A ringing Clinton endorsement from the New York Daily News that simultaneously eviscerated Sanders as a “fantasist who’s at passionate war with reality” also threatens to deprive the senator of much-needed momentum. The paper, read primarily by African-American and working class New Yorkers, targets exactly the voters among whom Sanders was hoping to make inroads in the five boroughs.

And Clinton’s support from progressive leaders like New York City Council Speaker Melissa Mark-Viverito and Public Advocate Letitia James — politicians elected with the backing of the progressive Working Families Party that has endorsed Sanders — have validated the former senator as she campaigns across the city. “Thursday’s debate is a chance for the 9 million New Yorkers who already twice elected Hillary Clinton to the U.S. Senate to see why she is the most qualified candidate in the race,” Mark-Viverito told POLITICO.

Despite the high stakes, Sanders operatives said they plan to approach the debate, as usual, with minimal prep — but ready to fight.

“It could be very civil, or there could be a lot of conflict,” warned Sanders’ senior strategist, Tad Devine. “It’ll be up to her to set the tone. We’re ready to do whatever the circumstances dictate. He’s very happy to answer questions and talk about issues, but if she is going to attack him, he’s not going to take it.”

Clinton hinted last week that she plans to zero in on Sanders’ perceived deficiencies, as exhibited during a recent, much-publicized sit-down with the New York Daily News that went bad. “He’s had trouble answering questions about his core issue, namely dealing with the banks,” she told reporters Monday while campaigning at an Indian restaurant in Queens. “He’s had trouble answering foreign policy questions. So I look forward to a debate that is in New York with people asking the kinds of questions that New Yorkers ask.”

Devine previewed a defense of Sanders responses in the bruising Daily News interview. “If you read the transcript, I don’t find it to be troubling at all,” he said. “His answers are completely cogent. The suggestions that he falls short are a political attack by Hillary Clinton and her allies.”

On Wednesday afternoon, Sanders huddled with his top advisers briefly to discuss debate preparations before a packed rally of 27,000 in Washington Square Park, headlined by the band Vampire Weekend, an event he had been forced to reschedule to attend the debate. “It is not just about electing a president, it is about creating a political revolution,” he told the crowd made up of many New York University students.

Clinton allies, meanwhile, comforted themselves that a solid debate performance will ensure a win in New York that will finally close any viable path to the nomination for Sanders.

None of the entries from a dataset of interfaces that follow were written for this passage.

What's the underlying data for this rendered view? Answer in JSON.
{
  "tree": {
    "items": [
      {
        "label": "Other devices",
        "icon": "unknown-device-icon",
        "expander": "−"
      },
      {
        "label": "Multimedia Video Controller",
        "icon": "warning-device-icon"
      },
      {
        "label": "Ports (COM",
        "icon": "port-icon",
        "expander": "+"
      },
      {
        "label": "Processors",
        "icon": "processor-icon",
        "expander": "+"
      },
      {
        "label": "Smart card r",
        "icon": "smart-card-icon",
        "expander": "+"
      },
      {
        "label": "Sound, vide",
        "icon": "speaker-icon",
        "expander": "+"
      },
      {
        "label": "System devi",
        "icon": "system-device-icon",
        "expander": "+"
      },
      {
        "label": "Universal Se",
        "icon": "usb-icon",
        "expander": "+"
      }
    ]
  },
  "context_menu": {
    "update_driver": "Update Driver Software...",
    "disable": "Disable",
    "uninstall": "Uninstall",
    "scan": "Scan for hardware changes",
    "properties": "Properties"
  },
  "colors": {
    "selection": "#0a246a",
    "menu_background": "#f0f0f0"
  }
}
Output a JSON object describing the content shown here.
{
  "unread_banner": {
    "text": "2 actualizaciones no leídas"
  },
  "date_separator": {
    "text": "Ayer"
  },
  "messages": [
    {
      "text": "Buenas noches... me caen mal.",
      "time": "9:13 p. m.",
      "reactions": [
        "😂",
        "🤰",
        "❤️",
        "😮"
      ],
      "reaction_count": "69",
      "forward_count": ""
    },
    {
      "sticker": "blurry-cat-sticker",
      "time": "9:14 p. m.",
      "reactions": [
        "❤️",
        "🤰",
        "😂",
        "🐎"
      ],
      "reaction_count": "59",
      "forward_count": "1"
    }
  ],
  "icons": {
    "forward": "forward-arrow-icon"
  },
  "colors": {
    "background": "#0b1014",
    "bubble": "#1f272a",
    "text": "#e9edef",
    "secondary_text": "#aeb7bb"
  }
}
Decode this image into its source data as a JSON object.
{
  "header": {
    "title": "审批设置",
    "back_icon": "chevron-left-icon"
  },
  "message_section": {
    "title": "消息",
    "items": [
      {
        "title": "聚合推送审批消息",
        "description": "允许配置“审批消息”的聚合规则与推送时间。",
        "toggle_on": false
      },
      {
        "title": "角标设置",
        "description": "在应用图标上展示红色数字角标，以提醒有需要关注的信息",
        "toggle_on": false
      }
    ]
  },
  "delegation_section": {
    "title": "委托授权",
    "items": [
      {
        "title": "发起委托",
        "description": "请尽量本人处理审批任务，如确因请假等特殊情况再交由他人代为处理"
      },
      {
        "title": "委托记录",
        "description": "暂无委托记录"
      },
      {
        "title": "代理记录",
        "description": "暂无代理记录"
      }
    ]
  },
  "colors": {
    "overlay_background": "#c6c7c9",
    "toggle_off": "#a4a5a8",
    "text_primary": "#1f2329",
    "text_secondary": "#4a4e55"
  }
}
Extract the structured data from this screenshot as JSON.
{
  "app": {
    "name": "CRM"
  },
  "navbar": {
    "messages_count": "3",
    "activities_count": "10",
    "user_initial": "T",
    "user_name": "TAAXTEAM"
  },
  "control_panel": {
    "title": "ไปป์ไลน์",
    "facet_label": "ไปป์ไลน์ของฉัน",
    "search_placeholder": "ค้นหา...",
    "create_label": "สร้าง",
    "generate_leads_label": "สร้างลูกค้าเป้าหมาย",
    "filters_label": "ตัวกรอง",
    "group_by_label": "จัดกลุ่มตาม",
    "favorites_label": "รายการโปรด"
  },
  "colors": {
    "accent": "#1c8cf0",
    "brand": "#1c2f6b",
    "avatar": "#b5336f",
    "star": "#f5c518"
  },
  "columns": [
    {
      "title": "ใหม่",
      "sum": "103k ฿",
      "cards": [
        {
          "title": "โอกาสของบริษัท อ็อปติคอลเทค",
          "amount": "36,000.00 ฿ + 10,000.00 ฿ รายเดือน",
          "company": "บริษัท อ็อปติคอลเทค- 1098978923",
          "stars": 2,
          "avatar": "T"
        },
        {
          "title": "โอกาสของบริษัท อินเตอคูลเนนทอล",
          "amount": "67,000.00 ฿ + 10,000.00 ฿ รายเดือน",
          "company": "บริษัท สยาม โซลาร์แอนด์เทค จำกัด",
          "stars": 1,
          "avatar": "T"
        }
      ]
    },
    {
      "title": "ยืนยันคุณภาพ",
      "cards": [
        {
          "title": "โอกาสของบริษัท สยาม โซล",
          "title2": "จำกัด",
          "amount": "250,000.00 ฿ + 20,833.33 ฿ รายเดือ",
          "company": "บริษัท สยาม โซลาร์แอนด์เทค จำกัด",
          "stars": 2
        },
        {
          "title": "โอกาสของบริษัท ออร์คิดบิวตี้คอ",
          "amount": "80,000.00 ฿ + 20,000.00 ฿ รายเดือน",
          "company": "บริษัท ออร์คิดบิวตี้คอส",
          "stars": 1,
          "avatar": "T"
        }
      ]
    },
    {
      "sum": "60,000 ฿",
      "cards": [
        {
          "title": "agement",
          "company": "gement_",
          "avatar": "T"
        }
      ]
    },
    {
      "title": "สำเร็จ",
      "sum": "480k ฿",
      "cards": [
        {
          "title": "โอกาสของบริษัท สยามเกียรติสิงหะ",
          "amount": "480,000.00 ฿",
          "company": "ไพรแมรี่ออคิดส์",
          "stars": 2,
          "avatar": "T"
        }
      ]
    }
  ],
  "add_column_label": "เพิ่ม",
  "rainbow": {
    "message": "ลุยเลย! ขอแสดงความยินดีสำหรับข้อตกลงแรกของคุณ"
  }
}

“Unlike horse shoes, close is no good,” said Democratic strategist David Axelrod. “So I expect [Sanders] will be very aggressive in this debate, as he has been in his appearances. And I’m sure Secretary Clinton will respond in kind. In other words, prepare for a testy affair.”